Biological Risk Management

 

The goal of Biological Risk Management (BRM) is to introduce the concept of BRM, disease transmission, and how to minimize the risk of disease.

Intended Audience

The intended audience for this course is rural health professionals.

Length

The length for this course is approximately 60 minutes depending on the individual user. Upon completion of the course, you will get a certificate of completion from the Great Plains Center of Agricultural Health at the University of Iowa College of Public Health.

Prerequisite Requirement

NA, however, it is advisable that you have some basic understanding of agricultural environment.

Learning Objectives

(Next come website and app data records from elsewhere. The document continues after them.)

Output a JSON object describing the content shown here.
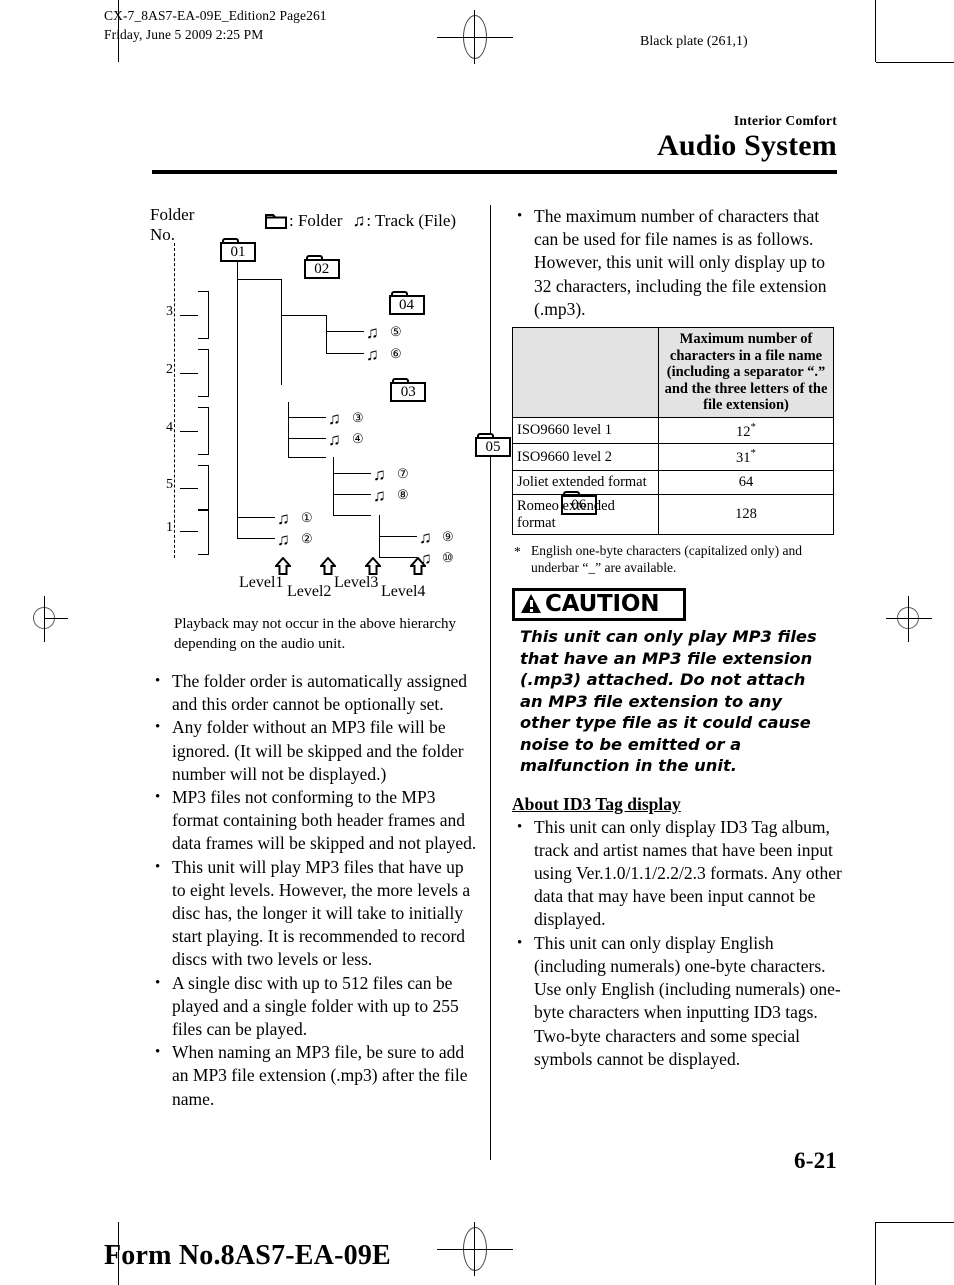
{
  "print_marks": {
    "file_info_line1": "CX-7_8AS7-EA-09E_Edition2 Page261",
    "file_info_line2": "Friday, June 5 2009 2:25 PM",
    "black_plate": "Black plate (261,1)",
    "form_number": "Form No.8AS7-EA-09E"
  },
  "header": {
    "section": "Interior Comfort",
    "title": "Audio System"
  },
  "diagram": {
    "folder_no_label_line1": "Folder",
    "folder_no_label_line2": "No.",
    "legend_folder": ": Folder",
    "legend_track": ": Track (File)",
    "folders": [
      "01",
      "02",
      "04",
      "03",
      "05",
      "06"
    ],
    "folder_numbers": [
      "3",
      "2",
      "4",
      "5",
      "1"
    ],
    "tracks": [
      "⑤",
      "⑥",
      "③",
      "④",
      "⑦",
      "⑧",
      "⑨",
      "⑩",
      "①",
      "②"
    ],
    "levels": [
      "Level1",
      "Level2",
      "Level3",
      "Level4"
    ],
    "caption": "Playback may not occur in the above hierarchy depending on the audio unit."
  },
  "left_column": {
    "bullets": [
      "The folder order is automatically assigned and this order cannot be optionally set.",
      "Any folder without an MP3 file will be ignored. (It will be skipped and the folder number will not be displayed.)",
      "MP3 files not conforming to the MP3 format containing both header frames and data frames will be skipped and not played.",
      "This unit will play MP3 files that have up to eight levels. However, the more levels a disc has, the longer it will take to initially start playing. It is recommended to record discs with two levels or less.",
      "A single disc with up to 512 files can be played and a single folder with up to 255 files can be played.",
      "When naming an MP3 file, be sure to add an MP3 file extension (.mp3) after the file name."
    ]
  },
  "right_column": {
    "intro_bullet": "The maximum number of characters that can be used for file names is as follows. However, this unit will only display up to 32 characters, including the file extension (.mp3).",
    "table": {
      "header_blank": "",
      "header_value": "Maximum number of characters in a file name (including a separator “.” and the three letters of the file extension)",
      "rows": [
        {
          "label": "ISO9660 level 1",
          "value": "12",
          "star": "*"
        },
        {
          "label": "ISO9660 level 2",
          "value": "31",
          "star": "*"
        },
        {
          "label": "Joliet extended format",
          "value": "64",
          "star": ""
        },
        {
          "label": "Romeo extended format",
          "value": "128",
          "star": ""
        }
      ]
    },
    "footnote_marker": "*",
    "footnote": "English one-byte characters (capitalized only) and underbar “_” are available.",
    "caution": {
      "label": "CAUTION",
      "icon": "warning-triangle-icon",
      "text": "This unit can only play MP3 files that have an MP3 file extension (.mp3) attached. Do not attach an MP3 file extension to any other type file as it could cause noise to be emitted or a malfunction in the unit."
    },
    "id3_heading": "About ID3 Tag display",
    "id3_bullets": [
      "This unit can only display ID3 Tag album, track and artist names that have been input using Ver.1.0/1.1/2.2/2.3 formats. Any other data that may have been input cannot be displayed.",
      "This unit can only display English (including numerals) one-byte characters. Use only English (including numerals) one-byte characters when inputting ID3 tags. Two-byte characters and some special symbols cannot be displayed."
    ]
  },
  "footer": {
    "page_number": "6-21"
  }
}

At the end of this course, you will be able to:

  • Describe the principles of Biological Risk Management including risk perception, risk assessment, risk management, and risk communication.
  • Recognize routes of disease transmission to animal and human populations.
  • List methods of communicating disease risk
  • Apply appropriate disease prevention practices.

Core Competencies for Public Health Professionals

Domain 3: Communication Skills

3A2. Communicates in writing and orally with linguistic and cultural proficiency (e.g., using age-appropriate materials, incorporating images).

 

Before you begin, please take the pretest. The pretest score will not be counted toward your final score.

Content

The content for this course is an overview of agricultural safety in the agriculture, forestry, and fishing sector.

The course includes a learning module with interactivity and scenario application activities, a list of resources, and a posttest at the end of this course. A Certificate of Completion is awarded on successful completion of this course. In order to successfully complete this course, you MUST score 70% or higher on the posttest. If you do not receive 70% on the posttest, you may review the material and re-take it.

 

Acknowledgements

The following organizations collaborated on the development of this course: The Great Plains Center for Agricultural Health and the Midwestern Public Health Training Center, University of Iowa College of Public Health (MPHTC–UICPH).

This project is supported by Grant Number 5 U54 OH007548-11 from the CDC – NIOSH for the Agricultural Medicine Core Course (Diane Rohlman, PI) a project within the Great Plains Center for Agricultural Health (Renee Anthony, PI).  Course contents are solely the responsibility of the authors and do not necessarily represent the official views of the CDC or NIOSH.